[Stored data entries]
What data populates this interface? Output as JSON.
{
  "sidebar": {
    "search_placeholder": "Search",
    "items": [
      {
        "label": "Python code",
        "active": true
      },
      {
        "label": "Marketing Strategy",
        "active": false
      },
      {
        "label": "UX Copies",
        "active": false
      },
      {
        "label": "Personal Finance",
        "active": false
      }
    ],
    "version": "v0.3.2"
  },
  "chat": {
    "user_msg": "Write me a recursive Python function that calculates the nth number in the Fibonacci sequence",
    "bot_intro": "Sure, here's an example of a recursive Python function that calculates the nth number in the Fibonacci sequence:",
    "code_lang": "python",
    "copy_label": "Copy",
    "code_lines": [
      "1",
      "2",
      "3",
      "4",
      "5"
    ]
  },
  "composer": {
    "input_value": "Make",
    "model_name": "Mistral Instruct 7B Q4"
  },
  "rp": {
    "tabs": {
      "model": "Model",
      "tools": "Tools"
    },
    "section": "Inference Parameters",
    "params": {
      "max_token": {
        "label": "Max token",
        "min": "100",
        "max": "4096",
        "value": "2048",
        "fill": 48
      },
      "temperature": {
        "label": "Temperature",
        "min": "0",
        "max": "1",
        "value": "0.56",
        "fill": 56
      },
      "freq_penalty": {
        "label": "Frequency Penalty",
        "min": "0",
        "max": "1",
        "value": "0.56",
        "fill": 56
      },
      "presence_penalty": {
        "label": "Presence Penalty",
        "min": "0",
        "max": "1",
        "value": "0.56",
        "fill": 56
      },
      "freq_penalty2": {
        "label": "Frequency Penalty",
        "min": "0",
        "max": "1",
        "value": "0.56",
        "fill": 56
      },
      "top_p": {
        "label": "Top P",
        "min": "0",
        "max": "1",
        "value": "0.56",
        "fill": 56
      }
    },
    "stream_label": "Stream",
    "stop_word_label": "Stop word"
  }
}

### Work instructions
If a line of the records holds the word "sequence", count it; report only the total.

### Solution to this task
2